The Hollywood Reporter announced that Aaron Sorkin is in negotiations with Sony to write the adaptation of Lewis' latest best-seller based in the financial world, Flash Boys. As we reported back in April, Flash Boys tells the true story of Wall Street insiders who noticed that high frequency trading was being used to gain an unfair advantage, and just what they eventually did to combat this strategy. While there's no director attached to the project yet, Sorkin will also be reunited with Academy Award-winning producer Scott Rudin on this project.
If Aaron Sorkin completely commits to this project, then it's going to be something worth paying attention to. The man has a habit of picking up movies that sound as interesting as the paper they're printed on, and turning them into something that has at least a handful of quotable lines. Between Flash Boys and his stilluntitled Steve Jobs project with Danny Boyle, Sorkin is going to be a busy man. A busy man who just might have a very golden couple of years ahead of him. Seeing as there's no director attached to Flash Boys just yet, it'd be nice to see Bennett Miller or David Fincher snag this film at the last minute, which would make the promise of this project's quality even sweeter.

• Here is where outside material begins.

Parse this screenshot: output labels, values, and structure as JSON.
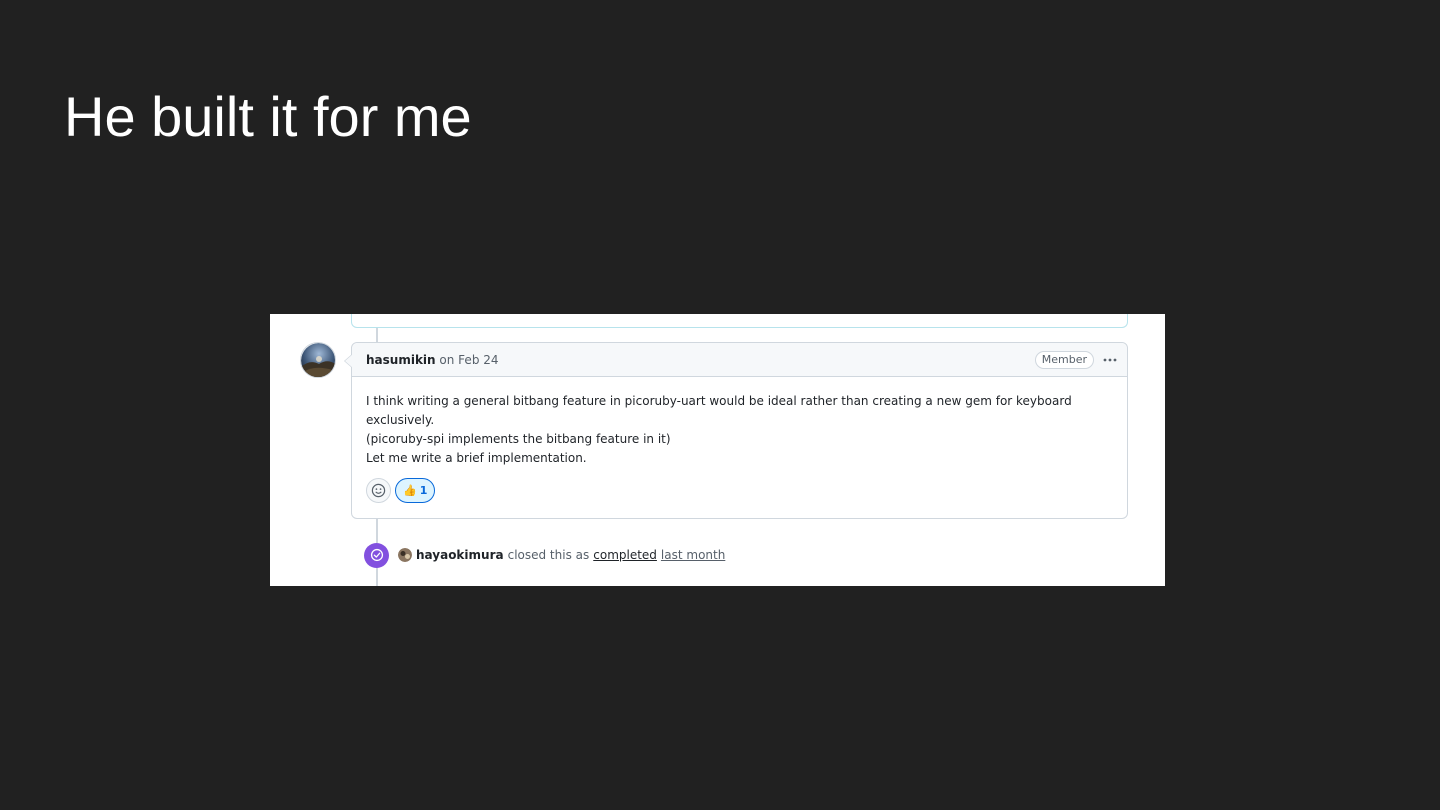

Of course, if Aaron Sorkin is feeling lucky, he could make Flash Boys his directorial debut; much like he had planned with the John Edwards project he'd crafted around the biography The Politician. While that is a shakier prospect in and of itself, the man is talented enough and experienced enough with quality directors that he just might be able to acquit himself in the director's chair. For my money, I'd rather see him direct an episode of The Newsroom first before going on to any feature film work, but that's just my opinion. Whichever course is taken in the next stages of development, you can be assured that Flash Boys is going to have a lot of eyes watching it from this point on.